According to Deng Xiaojun, deputy head of the Naxi District, they have dealt with different factories according to their types and polluting degrees based on environmental law enforcement principles.
"We should not only publicize policies to tell the enterprises what are forbidden, but also point a way out for them," said Deng.
Some well managed and environmentally qualified enterprises have been relocated to the local industrial park, while those who cannot even afford qualified waste treatment equipment were shut down, while favorable taxation and rent policies were offered to guide them to transform toward greener industries, he said.
The tourist site in Mingqiang village started construction in 2013 and opened to the public the next year. Currently, it includes several vineyards for Baijiu, Chinese liquor, and dozens more are planned to attract and accommodate more visitors. Other tourist projects such as river rafting and a sightseeing glass walk have also been introduced.
During peak season, the tourist site attracts more than 20,000 visitors per day, according to Wang.
In 2017, the company's projects in Minqiang village realized balance of revenue and expenditure, and are expecting to make profits, Wang said.
So far, the company's spending on labor has reached 4 million yuan, most of which went to local villagers.
Long earned about 20,000 yuan last year, while his wife also works as a cleaner at the vineyard. Now more than 500 villagers among a total population of 5,000 from Minqiang are employed by the company.
"With so many people coming, our villagers can make money right in front of our doors," said Su.
Land circulation, incomes from labor and independent management of businesses shops or restaurants catering to growing tourists not only solved the urgent livelihood issues for local villagers, but also provide promising prospects in the future, Su added.
Cooperation with enterprises like Luzhoulaojiao not only solved the problem of capital shortage, but relieved the pressure of maintenance in the following stages, according to Deng.
"The company has to rely on the river for its future development, so it will actively protect it. By developing eco-tourism, the environmental treatment of Qingxi River becomes more sustainable," Deng explained.
Villagers like Long and Su are glad to see the river water becomes clean again after years of heavy pollution.
"Pollution forced some people to leave, but pollution treatment has been effective and our village is attracting even more people from outside," said Su, adding that he is proud to have played a part in sending away the polluting factories.
Now, the outlet water quality of Qingxi River has improved to the category Ⅲ or above, from an average of category V in the past, said Deng.
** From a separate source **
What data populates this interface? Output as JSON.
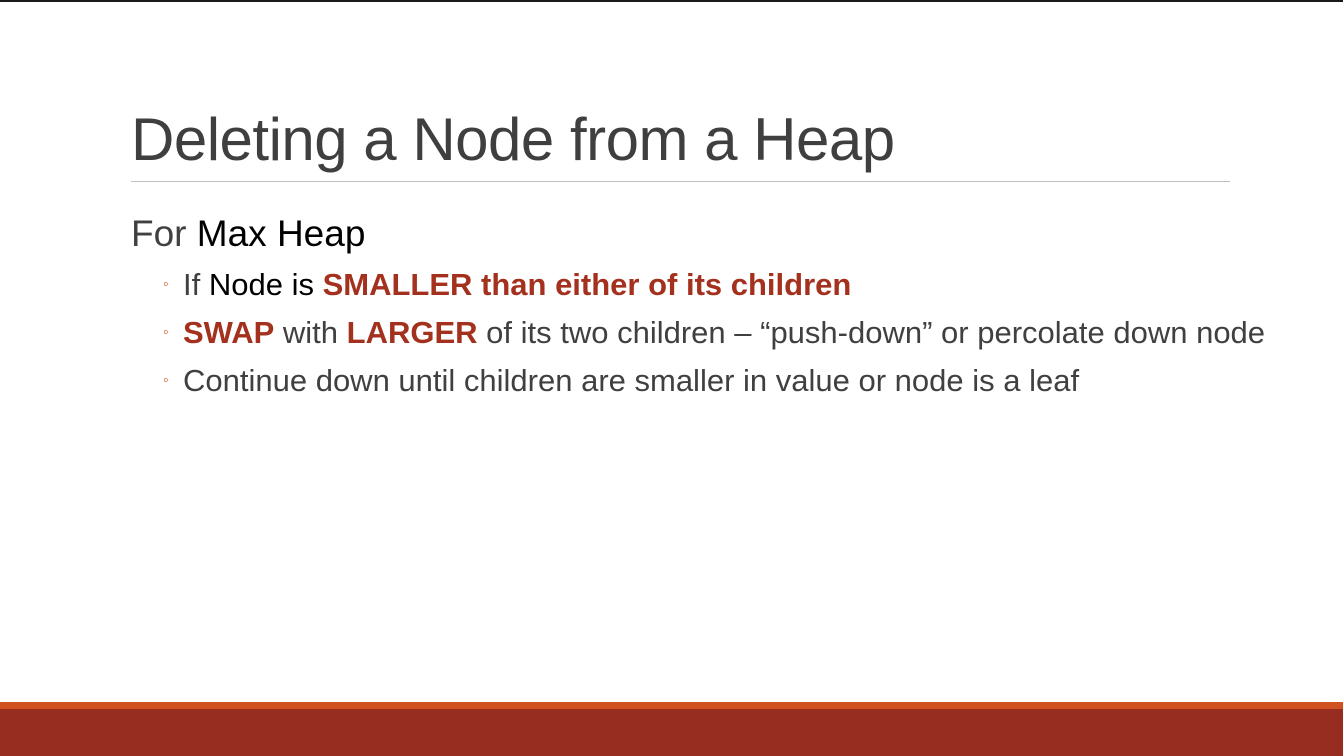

According to national standards, category Ⅲ is mainly applicable to drinking water sources for centralized communities.
According to Su, now the villagers' environmental awareness has gradually improved along with the joint efforts to improve the local environment, and they appreciate the improved water quality, greener environment, and facilitated infrastructure with the development of tourism.